2 June, 2016 - 15:17

At every node, the sum of all currents entering or leaving a node must equal zero. What this law means physically is that charge cannot accumulate in a node; what goes in must come out. In the example, Figure 3.6, below we have a three-node circuit and thus have three KCL equations.

\begin{align*} -i-i_1&=0\\ i_1-i_2&=0\\ i+i_2&=0\\ \end{align*}

Note that the current entering a node is the negative of the current leaving the node.

Given any two of these KCL equations, we can find the other by adding or subtracting them. Thus, one of them is redundant and, in mathematical terms, we can discard any one of them. The convention is to discard the equation for the (unlabeled) node at the bottom of the circuit.

Figure 3.7 Simple circult
The circuit shown is perhaps the simplest circuit that performs a signal processing function. The input is provided by the voltage source vin and the output is the voltage vout across the resistor labelled R2.  

Exercise 3.4.1

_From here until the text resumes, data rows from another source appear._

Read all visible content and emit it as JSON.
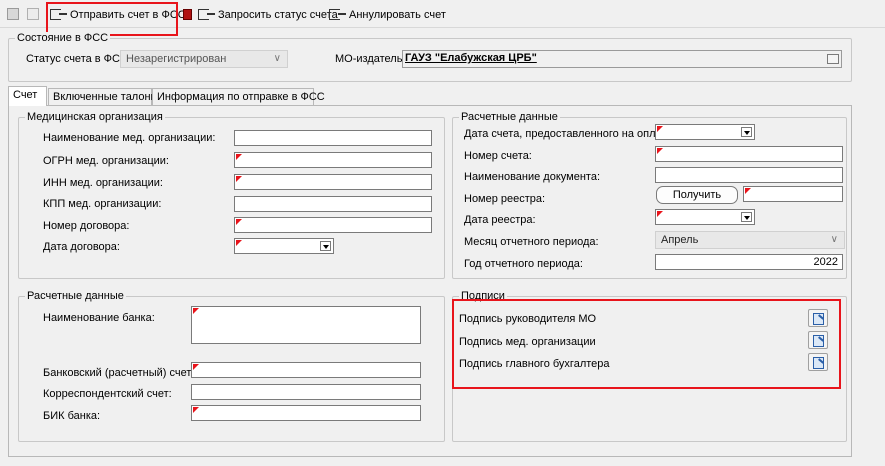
{
  "toolbar": {
    "send_label": "Отправить счет в ФСС",
    "request_label": "Запросить статус счета",
    "cancel_label": "Аннулировать счет"
  },
  "state_group": {
    "title": "Состояние в ФСС",
    "status_label": "Статус счета в ФСС",
    "status_value": "Незарегистрирован",
    "mo_label": "МО-издатель:",
    "mo_value": "ГАУЗ \"Елабужская ЦРБ\""
  },
  "tabs": [
    {
      "label": "Счет"
    },
    {
      "label": "Включенные талоны"
    },
    {
      "label": "Информация по отправке в ФСС"
    }
  ],
  "med_org": {
    "title": "Медицинская организация",
    "fields": [
      {
        "label": "Наименование  мед. организации:"
      },
      {
        "label": "ОГРН мед. организации:"
      },
      {
        "label": "ИНН мед. организации:"
      },
      {
        "label": "КПП мед. организации:"
      },
      {
        "label": "Номер договора:"
      },
      {
        "label": "Дата договора:"
      }
    ]
  },
  "calc_right": {
    "title": "Расчетные данные",
    "fields": [
      {
        "label": "Дата счета, предоставленного на оплату:"
      },
      {
        "label": "Номер счета:"
      },
      {
        "label": "Наименование документа:"
      },
      {
        "label": "Номер реестра:"
      },
      {
        "label": "Дата реестра:"
      },
      {
        "label": "Месяц отчетного периода:"
      },
      {
        "label": "Год отчетного периода:"
      }
    ],
    "get_button": "Получить",
    "month_value": "Апрель",
    "year_value": "2022"
  },
  "calc_left": {
    "title": "Расчетные данные",
    "fields": [
      {
        "label": "Наименование банка:"
      },
      {
        "label": "Банковский (расчетный) счет:"
      },
      {
        "label": "Корреспондентский счет:"
      },
      {
        "label": "БИК банка:"
      }
    ]
  },
  "signatures": {
    "title": "Подписи",
    "items": [
      {
        "label": "Подпись руководителя МО"
      },
      {
        "label": "Подпись мед. организации"
      },
      {
        "label": "Подпись главного бухгалтера"
      }
    ]
  },
  "colors": {
    "highlight": "#e8141b",
    "required_marker": "#e8141b"
  }
}
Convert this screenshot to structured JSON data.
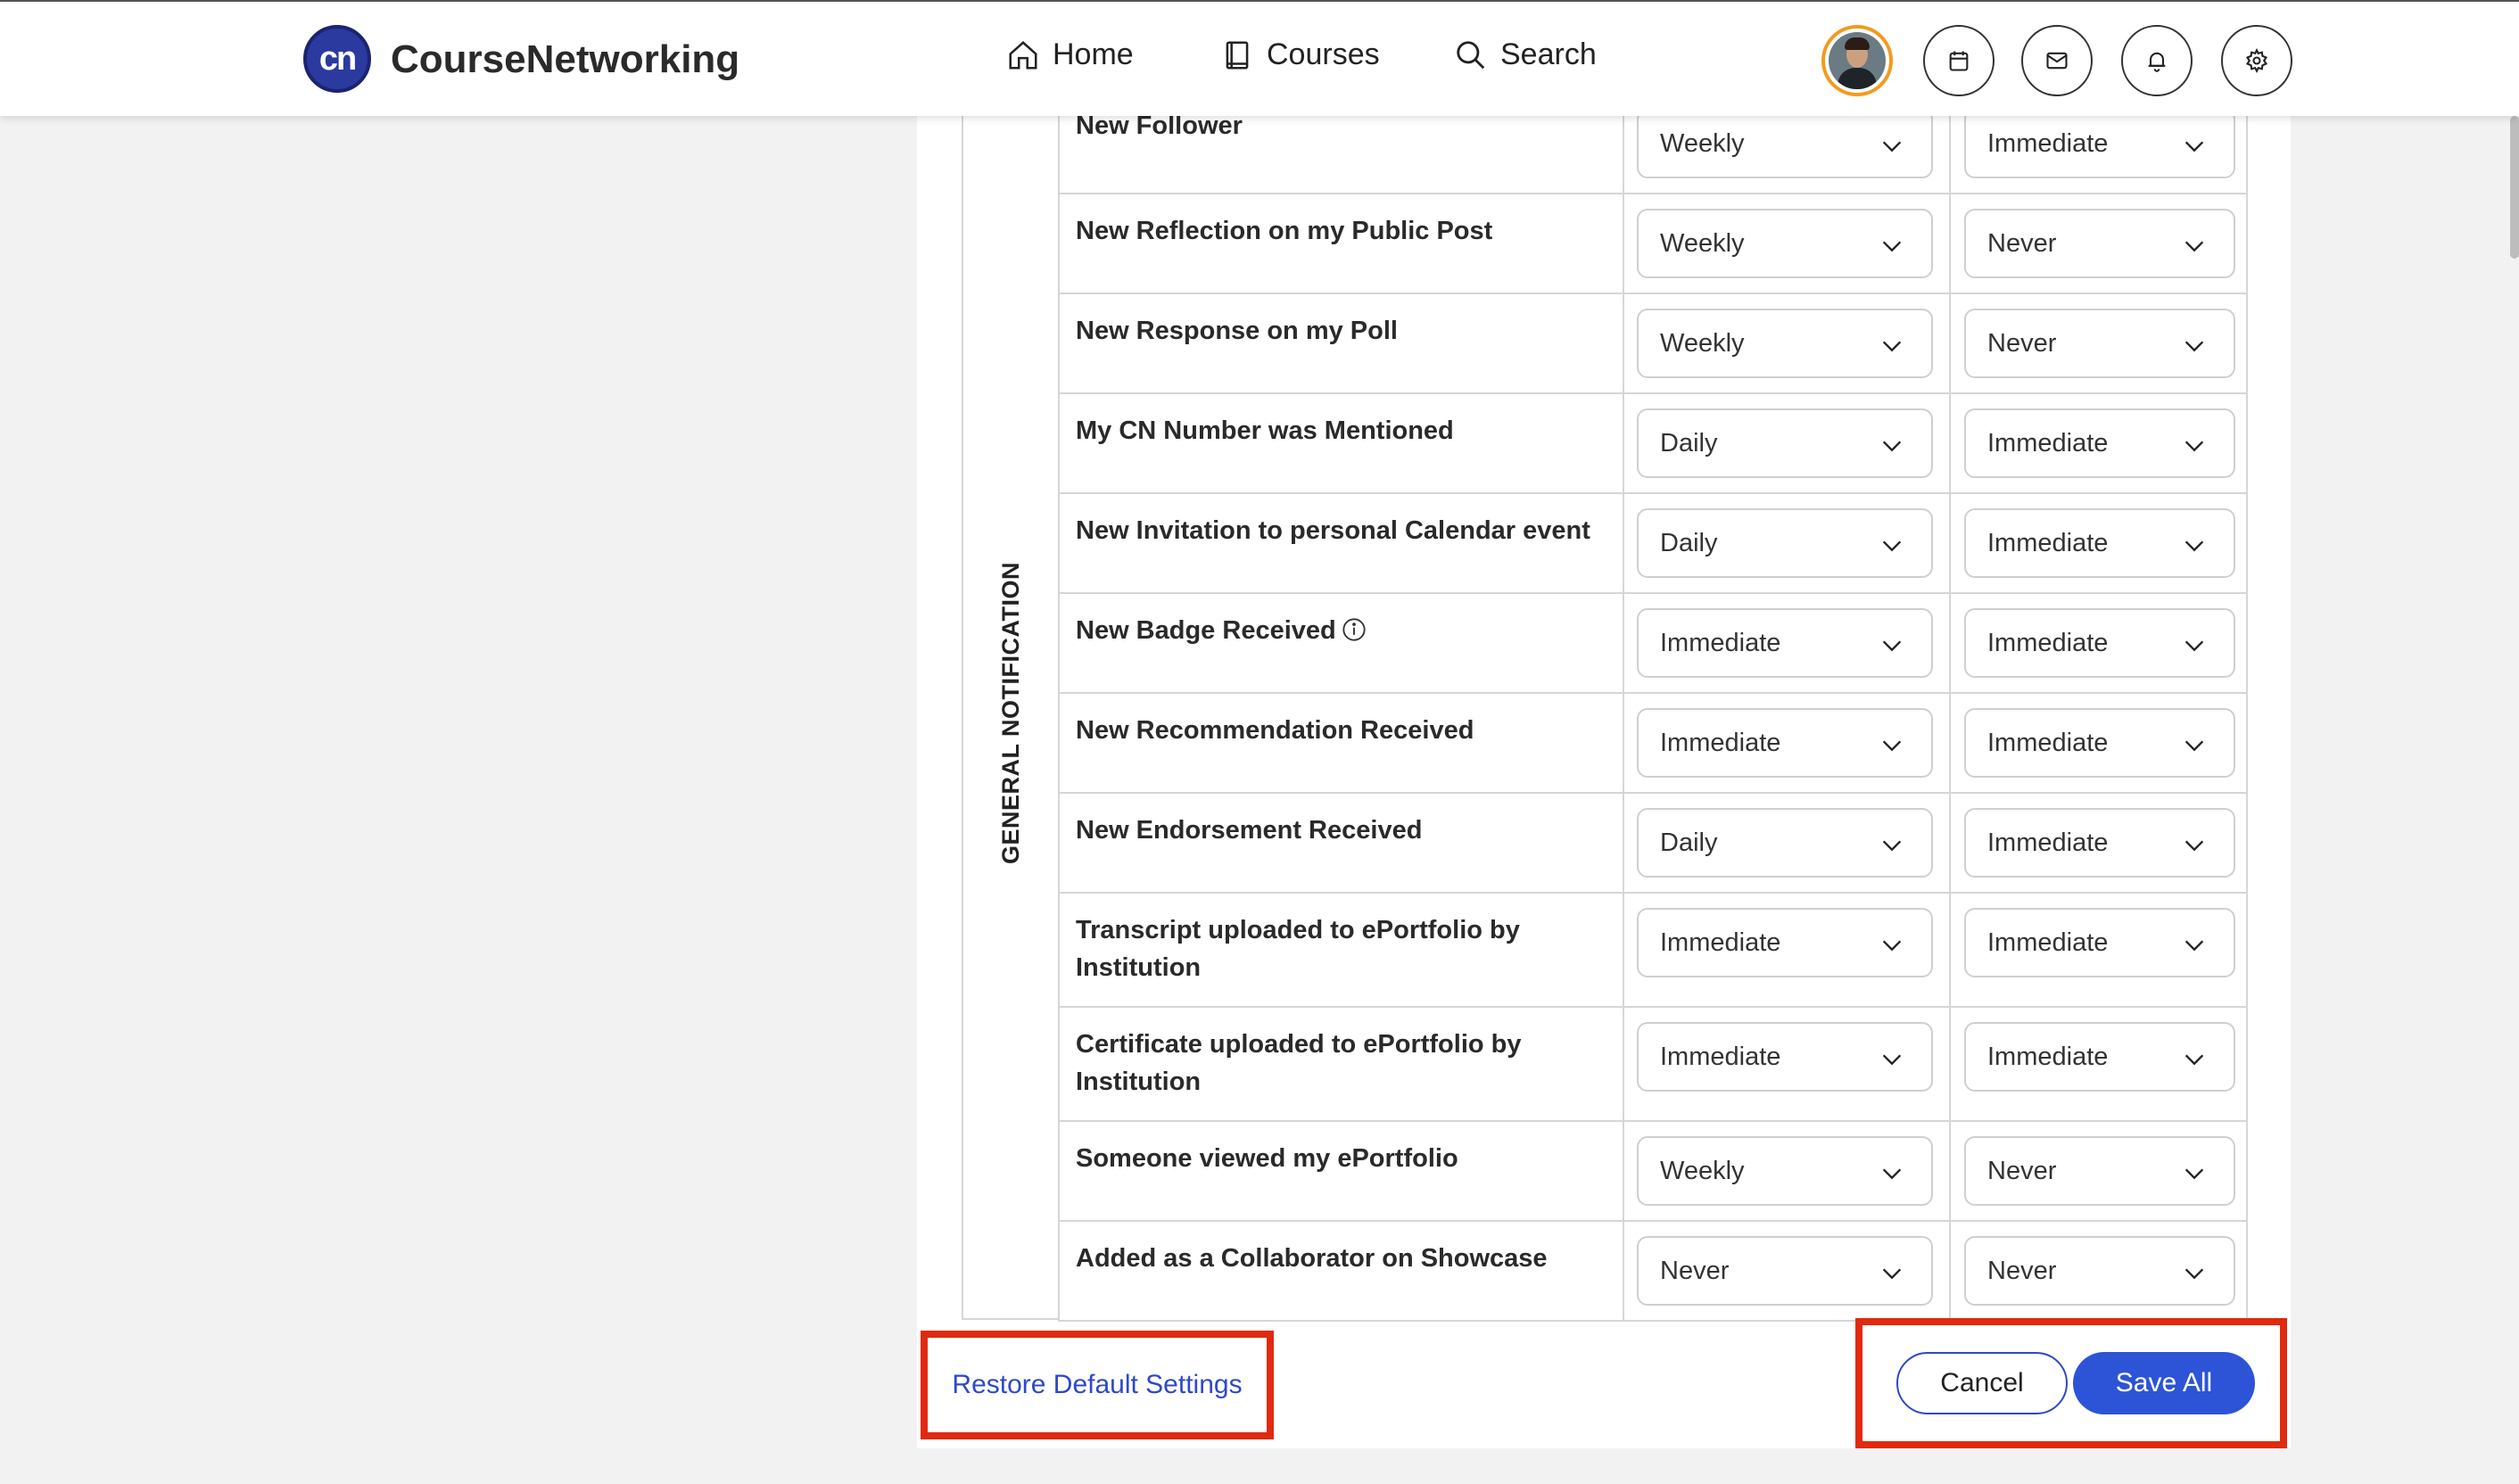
{
  "header": {
    "logo_text": "cn",
    "brand": "CourseNetworking",
    "nav": {
      "home": "Home",
      "courses": "Courses",
      "search": "Search"
    }
  },
  "section": {
    "group_label": "GENERAL NOTIFICATION"
  },
  "rows": [
    {
      "label": "New Follower",
      "email": "Weekly",
      "app": "Immediate"
    },
    {
      "label": "New Reflection on my Public Post",
      "email": "Weekly",
      "app": "Never"
    },
    {
      "label": "New Response on my Poll",
      "email": "Weekly",
      "app": "Never"
    },
    {
      "label": "My CN Number was Mentioned",
      "email": "Daily",
      "app": "Immediate"
    },
    {
      "label": "New Invitation to personal Calendar event",
      "email": "Daily",
      "app": "Immediate"
    },
    {
      "label": "New Badge Received",
      "email": "Immediate",
      "app": "Immediate"
    },
    {
      "label": "New Recommendation Received",
      "email": "Immediate",
      "app": "Immediate"
    },
    {
      "label": "New Endorsement Received",
      "email": "Daily",
      "app": "Immediate"
    },
    {
      "label": "Transcript uploaded to ePortfolio by Institution",
      "email": "Immediate",
      "app": "Immediate"
    },
    {
      "label": "Certificate uploaded to ePortfolio by Institution",
      "email": "Immediate",
      "app": "Immediate"
    },
    {
      "label": "Someone viewed my ePortfolio",
      "email": "Weekly",
      "app": "Never"
    },
    {
      "label": "Added as a Collaborator on Showcase",
      "email": "Never",
      "app": "Never"
    }
  ],
  "footer": {
    "restore": "Restore Default Settings",
    "cancel": "Cancel",
    "save": "Save All"
  },
  "colors": {
    "primary": "#2d54d6",
    "highlight": "#e02a10",
    "avatar_ring": "#f39a1e"
  }
}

In writing KCL equations, you will find that in an n-node circuit, exactly one of them is always redundant. Can you sketch a proof of why this might be true? Hint: It has to do with the fact that charge won't accumulate in one place on its own.